(RECORD SET)
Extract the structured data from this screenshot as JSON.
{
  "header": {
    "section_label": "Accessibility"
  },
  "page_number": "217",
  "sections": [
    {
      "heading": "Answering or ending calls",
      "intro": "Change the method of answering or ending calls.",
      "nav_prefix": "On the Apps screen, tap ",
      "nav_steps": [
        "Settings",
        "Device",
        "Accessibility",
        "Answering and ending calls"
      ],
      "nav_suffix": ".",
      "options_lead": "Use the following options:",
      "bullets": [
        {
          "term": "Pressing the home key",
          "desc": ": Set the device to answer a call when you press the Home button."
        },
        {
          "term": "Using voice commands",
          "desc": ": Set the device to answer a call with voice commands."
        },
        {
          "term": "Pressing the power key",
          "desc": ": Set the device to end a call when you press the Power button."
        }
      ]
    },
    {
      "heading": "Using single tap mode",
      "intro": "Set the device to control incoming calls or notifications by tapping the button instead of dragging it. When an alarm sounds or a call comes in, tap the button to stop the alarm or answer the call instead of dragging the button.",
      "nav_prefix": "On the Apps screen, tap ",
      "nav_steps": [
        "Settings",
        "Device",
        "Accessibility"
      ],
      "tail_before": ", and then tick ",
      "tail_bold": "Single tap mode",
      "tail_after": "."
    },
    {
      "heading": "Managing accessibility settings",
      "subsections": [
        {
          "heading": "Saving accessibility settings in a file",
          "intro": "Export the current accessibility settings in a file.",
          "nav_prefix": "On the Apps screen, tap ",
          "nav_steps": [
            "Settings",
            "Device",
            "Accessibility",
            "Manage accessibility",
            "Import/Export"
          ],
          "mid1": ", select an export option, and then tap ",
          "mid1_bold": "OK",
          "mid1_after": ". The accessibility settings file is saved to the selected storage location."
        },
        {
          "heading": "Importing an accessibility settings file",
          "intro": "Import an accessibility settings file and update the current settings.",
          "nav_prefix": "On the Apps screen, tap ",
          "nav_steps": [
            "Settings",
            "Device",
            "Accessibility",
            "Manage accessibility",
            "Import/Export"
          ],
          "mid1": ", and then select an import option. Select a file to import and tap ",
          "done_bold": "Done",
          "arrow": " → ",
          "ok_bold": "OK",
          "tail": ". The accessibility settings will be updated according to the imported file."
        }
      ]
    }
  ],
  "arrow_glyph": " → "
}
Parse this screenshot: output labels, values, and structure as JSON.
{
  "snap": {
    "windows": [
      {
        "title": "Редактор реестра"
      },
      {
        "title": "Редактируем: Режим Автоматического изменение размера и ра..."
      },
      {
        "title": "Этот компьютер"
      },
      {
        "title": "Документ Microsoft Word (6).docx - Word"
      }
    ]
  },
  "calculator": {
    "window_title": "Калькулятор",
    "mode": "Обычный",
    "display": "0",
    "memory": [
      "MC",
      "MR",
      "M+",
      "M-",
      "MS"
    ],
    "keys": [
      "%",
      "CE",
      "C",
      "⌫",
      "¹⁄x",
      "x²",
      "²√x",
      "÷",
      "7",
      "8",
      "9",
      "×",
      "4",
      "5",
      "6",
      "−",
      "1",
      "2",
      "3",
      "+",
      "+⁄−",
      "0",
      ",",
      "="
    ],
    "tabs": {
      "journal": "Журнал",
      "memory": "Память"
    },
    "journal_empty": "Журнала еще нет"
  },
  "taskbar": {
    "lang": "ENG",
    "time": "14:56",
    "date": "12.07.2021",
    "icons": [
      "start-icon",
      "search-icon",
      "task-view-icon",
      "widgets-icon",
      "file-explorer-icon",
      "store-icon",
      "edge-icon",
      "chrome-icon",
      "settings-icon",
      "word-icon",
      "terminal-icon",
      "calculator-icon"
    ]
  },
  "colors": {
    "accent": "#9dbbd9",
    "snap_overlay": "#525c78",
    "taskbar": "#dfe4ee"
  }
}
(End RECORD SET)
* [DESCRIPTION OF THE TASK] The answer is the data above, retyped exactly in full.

* [RESPONSE BOX]
Extract the structured data from this screenshot as JSON.
{
  "header": {
    "section_label": "Accessibility"
  },
  "page_number": "217",
  "sections": [
    {
      "heading": "Answering or ending calls",
      "intro": "Change the method of answering or ending calls.",
      "nav_prefix": "On the Apps screen, tap ",
      "nav_steps": [
        "Settings",
        "Device",
        "Accessibility",
        "Answering and ending calls"
      ],
      "nav_suffix": ".",
      "options_lead": "Use the following options:",
      "bullets": [
        {
          "term": "Pressing the home key",
          "desc": ": Set the device to answer a call when you press the Home button."
        },
        {
          "term": "Using voice commands",
          "desc": ": Set the device to answer a call with voice commands."
        },
        {
          "term": "Pressing the power key",
          "desc": ": Set the device to end a call when you press the Power button."
        }
      ]
    },
    {
      "heading": "Using single tap mode",
      "intro": "Set the device to control incoming calls or notifications by tapping the button instead of dragging it. When an alarm sounds or a call comes in, tap the button to stop the alarm or answer the call instead of dragging the button.",
      "nav_prefix": "On the Apps screen, tap ",
      "nav_steps": [
        "Settings",
        "Device",
        "Accessibility"
      ],
      "tail_before": ", and then tick ",
      "tail_bold": "Single tap mode",
      "tail_after": "."
    },
    {
      "heading": "Managing accessibility settings",
      "subsections": [
        {
          "heading": "Saving accessibility settings in a file",
          "intro": "Export the current accessibility settings in a file.",
          "nav_prefix": "On the Apps screen, tap ",
          "nav_steps": [
            "Settings",
            "Device",
            "Accessibility",
            "Manage accessibility",
            "Import/Export"
          ],
          "mid1": ", select an export option, and then tap ",
          "mid1_bold": "OK",
          "mid1_after": ". The accessibility settings file is saved to the selected storage location."
        },
        {
          "heading": "Importing an accessibility settings file",
          "intro": "Import an accessibility settings file and update the current settings.",
          "nav_prefix": "On the Apps screen, tap ",
          "nav_steps": [
            "Settings",
            "Device",
            "Accessibility",
            "Manage accessibility",
            "Import/Export"
          ],
          "mid1": ", and then select an import option. Select a file to import and tap ",
          "done_bold": "Done",
          "arrow": " → ",
          "ok_bold": "OK",
          "tail": ". The accessibility settings will be updated according to the imported file."
        }
      ]
    }
  ],
  "arrow_glyph": " → "
}
Parse this screenshot: output labels, values, and structure as JSON.
{
  "snap": {
    "windows": [
      {
        "title": "Редактор реестра"
      },
      {
        "title": "Редактируем: Режим Автоматического изменение размера и ра..."
      },
      {
        "title": "Этот компьютер"
      },
      {
        "title": "Документ Microsoft Word (6).docx - Word"
      }
    ]
  },
  "calculator": {
    "window_title": "Калькулятор",
    "mode": "Обычный",
    "display": "0",
    "memory": [
      "MC",
      "MR",
      "M+",
      "M-",
      "MS"
    ],
    "keys": [
      "%",
      "CE",
      "C",
      "⌫",
      "¹⁄x",
      "x²",
      "²√x",
      "÷",
      "7",
      "8",
      "9",
      "×",
      "4",
      "5",
      "6",
      "−",
      "1",
      "2",
      "3",
      "+",
      "+⁄−",
      "0",
      ",",
      "="
    ],
    "tabs": {
      "journal": "Журнал",
      "memory": "Память"
    },
    "journal_empty": "Журнала еще нет"
  },
  "taskbar": {
    "lang": "ENG",
    "time": "14:56",
    "date": "12.07.2021",
    "icons": [
      "start-icon",
      "search-icon",
      "task-view-icon",
      "widgets-icon",
      "file-explorer-icon",
      "store-icon",
      "edge-icon",
      "chrome-icon",
      "settings-icon",
      "word-icon",
      "terminal-icon",
      "calculator-icon"
    ]
  },
  "colors": {
    "accent": "#9dbbd9",
    "snap_overlay": "#525c78",
    "taskbar": "#dfe4ee"
  }
}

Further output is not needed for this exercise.